Antibiotic resistant bacterial pathogens cause more than 2 million new infections and 23,000 deaths each year in the US,1 indicating the ineffectiveness of our existing arsenal of antibiotics. Even when antibiotics are effective at eradicating infection, most are inherently nonspecific for pathogens and have unintended conse- quences on beneficial microbiota.2 Bacterial glycoproteins are intriguing targets for the selective treatment of bacterial diseases, as they contain rare monosaccharides that are expressed on a small number of bacterial pathogens, are absent from human cells, and are frequently linked to pathogenesis.3-5 Despite the importance of bacterial glycoproteins as a virulence factor, the systematic study and inhibition of bacterial glycosylation enzymes remains challenging due to their utilization of rare deoxy amino sugars and their production of prod- ucts that are refractory to traditional glycan analysis. The deployment of chemical tools that facilitate the study and inhibition of bacterial glycoprotein biosynthesis is a crucial step toward inactivating pathogens based on their distinctive glycans. The objective of this application is to apply metabolic glycan labeling to study and per- turb glycoprotein biosynthesis in the priority pathogen Helicobacter pylori (Hp). The central hypothesis of the application is that azide-bearing monosaccharides, including rare bacterial monosaccharide analogs,13 will fa- cilitate the tracking of bacterial glycoprotein biosynthesis and the identification of pathway inhibitors. Our hy- pothesis has been formulated on the basis of strong preliminary data produced in my laboratory, including the application of azidosugars to identify more than one hundred candidate Hp glycoproteins, to discover the genes responsible for their biosynthesis, and to establish that Hp glycosylation mutants display a range of functional defects.14-16 The rationale for the proposed research is that new targets of therapeutic intervention will be revealed, resulting in innovative approaches to treat Hp infection. Though this work focuses on Hp as a test bed, the results of this program will have broad implications for the study and inhibition of glycoprotein bio- synthesis in diverse priority pathogens.17 Guided by strong preliminary data, this hypothesis will be tested by pursuing two specific aims: 1) Understand how Hp's glycoprotein biosynthetic pathway assembles glycans; and 2) Develop small molecule inhibitors of Hp's glycoprotein biosynthetic pathway. Under the first aim, analy- sis of glycans produced in a panel of glycosylation mutants versus wildtype strains will reveal how Hp glycosyl- ation enzymes act together to produce higher-order glycans. Under the second aim, substrate-based analogs of rare bacterial monosaccharides will be screened for their ability to terminate or divert glycan biosynthesis and cause functional defects. The proposed studies will uncover and harness glycosylation enzymes as antibi- otic targets, setting the stage to evaluate glycosylation inhibitors as a means to treat Hp infection. More broad- ly, this work will yield a novel approach to studying and inhibiting bacterial glycoprotein biosynthesis, opening the door to targeting myriad pathogenic bacteria with selectivity based on their distinctive glycans.

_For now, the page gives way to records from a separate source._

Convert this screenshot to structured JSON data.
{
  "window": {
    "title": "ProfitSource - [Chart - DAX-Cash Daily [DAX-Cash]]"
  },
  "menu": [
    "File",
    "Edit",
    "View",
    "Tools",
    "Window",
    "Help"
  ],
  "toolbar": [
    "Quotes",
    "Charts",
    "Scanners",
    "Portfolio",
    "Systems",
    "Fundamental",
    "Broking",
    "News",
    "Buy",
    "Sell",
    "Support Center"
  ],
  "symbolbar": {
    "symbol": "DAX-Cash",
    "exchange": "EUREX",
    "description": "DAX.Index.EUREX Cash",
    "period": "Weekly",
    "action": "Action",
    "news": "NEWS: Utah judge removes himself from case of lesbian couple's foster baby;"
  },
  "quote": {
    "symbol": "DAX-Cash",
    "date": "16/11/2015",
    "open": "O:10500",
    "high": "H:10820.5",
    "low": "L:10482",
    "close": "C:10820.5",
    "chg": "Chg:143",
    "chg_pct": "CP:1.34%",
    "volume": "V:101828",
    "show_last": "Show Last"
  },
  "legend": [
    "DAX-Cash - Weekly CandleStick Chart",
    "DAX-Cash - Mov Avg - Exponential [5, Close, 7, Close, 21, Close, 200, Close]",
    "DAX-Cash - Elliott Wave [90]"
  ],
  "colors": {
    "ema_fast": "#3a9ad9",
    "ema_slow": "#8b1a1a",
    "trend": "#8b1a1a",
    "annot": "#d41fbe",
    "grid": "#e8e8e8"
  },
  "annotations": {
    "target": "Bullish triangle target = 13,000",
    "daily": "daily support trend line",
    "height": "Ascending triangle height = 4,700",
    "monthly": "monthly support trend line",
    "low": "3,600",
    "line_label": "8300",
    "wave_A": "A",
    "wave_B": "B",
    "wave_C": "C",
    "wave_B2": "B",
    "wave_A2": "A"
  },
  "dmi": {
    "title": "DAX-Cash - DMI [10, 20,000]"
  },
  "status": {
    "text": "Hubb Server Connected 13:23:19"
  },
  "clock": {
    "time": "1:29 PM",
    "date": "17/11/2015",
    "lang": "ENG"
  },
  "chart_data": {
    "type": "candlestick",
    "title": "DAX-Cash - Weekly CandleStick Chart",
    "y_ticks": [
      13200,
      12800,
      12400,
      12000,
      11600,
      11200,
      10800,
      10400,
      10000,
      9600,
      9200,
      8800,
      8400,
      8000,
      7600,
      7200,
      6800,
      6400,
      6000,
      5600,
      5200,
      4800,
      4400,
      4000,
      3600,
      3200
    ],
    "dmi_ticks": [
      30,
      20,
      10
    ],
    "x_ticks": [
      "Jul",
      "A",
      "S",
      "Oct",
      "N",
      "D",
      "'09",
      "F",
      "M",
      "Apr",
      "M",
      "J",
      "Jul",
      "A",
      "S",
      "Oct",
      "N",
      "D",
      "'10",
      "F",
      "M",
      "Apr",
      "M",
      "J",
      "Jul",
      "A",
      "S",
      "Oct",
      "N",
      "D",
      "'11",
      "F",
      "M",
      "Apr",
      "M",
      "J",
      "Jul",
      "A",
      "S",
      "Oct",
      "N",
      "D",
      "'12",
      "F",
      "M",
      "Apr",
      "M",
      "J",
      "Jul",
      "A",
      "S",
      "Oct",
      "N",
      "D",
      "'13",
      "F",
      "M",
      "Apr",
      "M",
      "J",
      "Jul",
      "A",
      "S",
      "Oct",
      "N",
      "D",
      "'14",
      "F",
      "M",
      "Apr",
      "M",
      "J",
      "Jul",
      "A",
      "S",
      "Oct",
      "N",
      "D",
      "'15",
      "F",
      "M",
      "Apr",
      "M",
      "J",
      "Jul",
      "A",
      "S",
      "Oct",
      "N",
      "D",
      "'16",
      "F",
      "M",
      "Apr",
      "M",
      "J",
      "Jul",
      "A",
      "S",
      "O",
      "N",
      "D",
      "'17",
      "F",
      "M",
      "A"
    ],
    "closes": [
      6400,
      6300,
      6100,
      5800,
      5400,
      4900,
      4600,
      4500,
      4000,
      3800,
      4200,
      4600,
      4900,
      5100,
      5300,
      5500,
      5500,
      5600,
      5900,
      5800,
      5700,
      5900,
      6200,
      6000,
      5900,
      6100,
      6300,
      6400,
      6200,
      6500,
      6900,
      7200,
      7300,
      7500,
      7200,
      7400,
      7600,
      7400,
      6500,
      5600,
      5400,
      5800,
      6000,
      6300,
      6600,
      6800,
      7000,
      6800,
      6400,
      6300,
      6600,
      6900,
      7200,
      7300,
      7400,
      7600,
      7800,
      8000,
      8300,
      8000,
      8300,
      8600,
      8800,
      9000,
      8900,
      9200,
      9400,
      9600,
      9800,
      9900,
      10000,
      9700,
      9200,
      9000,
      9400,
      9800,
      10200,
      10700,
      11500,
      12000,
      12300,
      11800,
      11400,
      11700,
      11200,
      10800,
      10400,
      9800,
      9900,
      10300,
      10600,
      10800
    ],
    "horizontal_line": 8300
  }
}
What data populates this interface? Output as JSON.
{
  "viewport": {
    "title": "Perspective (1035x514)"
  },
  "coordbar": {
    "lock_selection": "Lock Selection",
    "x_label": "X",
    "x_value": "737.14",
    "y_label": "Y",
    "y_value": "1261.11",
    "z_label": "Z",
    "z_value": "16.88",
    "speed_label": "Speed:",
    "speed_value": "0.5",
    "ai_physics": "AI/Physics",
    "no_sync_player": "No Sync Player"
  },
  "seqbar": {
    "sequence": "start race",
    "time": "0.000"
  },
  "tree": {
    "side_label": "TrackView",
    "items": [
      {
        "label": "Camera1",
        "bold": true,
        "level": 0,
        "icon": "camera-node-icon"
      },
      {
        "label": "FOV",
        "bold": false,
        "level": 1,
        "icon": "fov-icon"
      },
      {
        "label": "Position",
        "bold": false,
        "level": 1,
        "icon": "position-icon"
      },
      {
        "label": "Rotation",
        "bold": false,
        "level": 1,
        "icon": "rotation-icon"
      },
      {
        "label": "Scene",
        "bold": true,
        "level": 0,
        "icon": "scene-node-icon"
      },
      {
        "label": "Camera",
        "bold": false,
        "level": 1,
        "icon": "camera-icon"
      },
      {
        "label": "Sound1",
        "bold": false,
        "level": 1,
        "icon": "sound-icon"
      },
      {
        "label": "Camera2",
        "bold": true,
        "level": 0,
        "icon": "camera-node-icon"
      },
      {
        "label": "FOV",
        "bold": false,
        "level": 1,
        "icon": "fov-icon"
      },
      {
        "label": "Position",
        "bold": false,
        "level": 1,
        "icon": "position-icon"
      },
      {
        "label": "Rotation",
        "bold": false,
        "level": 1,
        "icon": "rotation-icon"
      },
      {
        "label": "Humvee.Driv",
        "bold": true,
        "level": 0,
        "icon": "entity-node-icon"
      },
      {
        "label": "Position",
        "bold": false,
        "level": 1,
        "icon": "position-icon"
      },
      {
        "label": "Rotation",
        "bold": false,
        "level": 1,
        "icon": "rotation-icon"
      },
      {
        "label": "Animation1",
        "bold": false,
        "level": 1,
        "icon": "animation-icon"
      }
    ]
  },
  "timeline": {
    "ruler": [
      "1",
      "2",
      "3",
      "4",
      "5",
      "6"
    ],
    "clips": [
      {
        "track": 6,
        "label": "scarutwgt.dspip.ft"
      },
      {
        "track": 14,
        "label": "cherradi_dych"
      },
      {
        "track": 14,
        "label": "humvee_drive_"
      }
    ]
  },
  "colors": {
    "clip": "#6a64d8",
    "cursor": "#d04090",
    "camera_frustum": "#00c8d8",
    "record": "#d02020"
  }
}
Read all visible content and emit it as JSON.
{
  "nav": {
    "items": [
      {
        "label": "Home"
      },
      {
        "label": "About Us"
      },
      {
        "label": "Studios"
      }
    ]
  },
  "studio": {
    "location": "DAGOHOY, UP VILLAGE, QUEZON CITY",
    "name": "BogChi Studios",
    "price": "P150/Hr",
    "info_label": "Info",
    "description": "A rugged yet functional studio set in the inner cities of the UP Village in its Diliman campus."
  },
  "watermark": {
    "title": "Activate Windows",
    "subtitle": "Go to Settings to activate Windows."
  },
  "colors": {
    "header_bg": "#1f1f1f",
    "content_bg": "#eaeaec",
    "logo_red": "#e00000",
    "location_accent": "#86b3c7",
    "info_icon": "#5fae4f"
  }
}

The proposed studies are relevant to public health because they are in an important and under- investigated area of bacterial biology that has potential applicability to understanding the pathogenesis of Helicobacter pylori infection, as well as providing new targets and leads for therapeutic interventions that will aid patients suffering from ulcers and gastritis. Thus, the proposed research is relevant to the part of the NIH's mission that pertains to developing fundamental knowledge that will potentially help to reduce the burdens of human illness.
|Clark, Emily L; Emmadi, Madhu; Krupp, Katharine L et al. (2016) Development of Rare Bacterial Monosaccharide Analogs for Metabolic Glycan Labeling in Pathogenic Bacteria. ACS Chem Biol 11:3365-3373|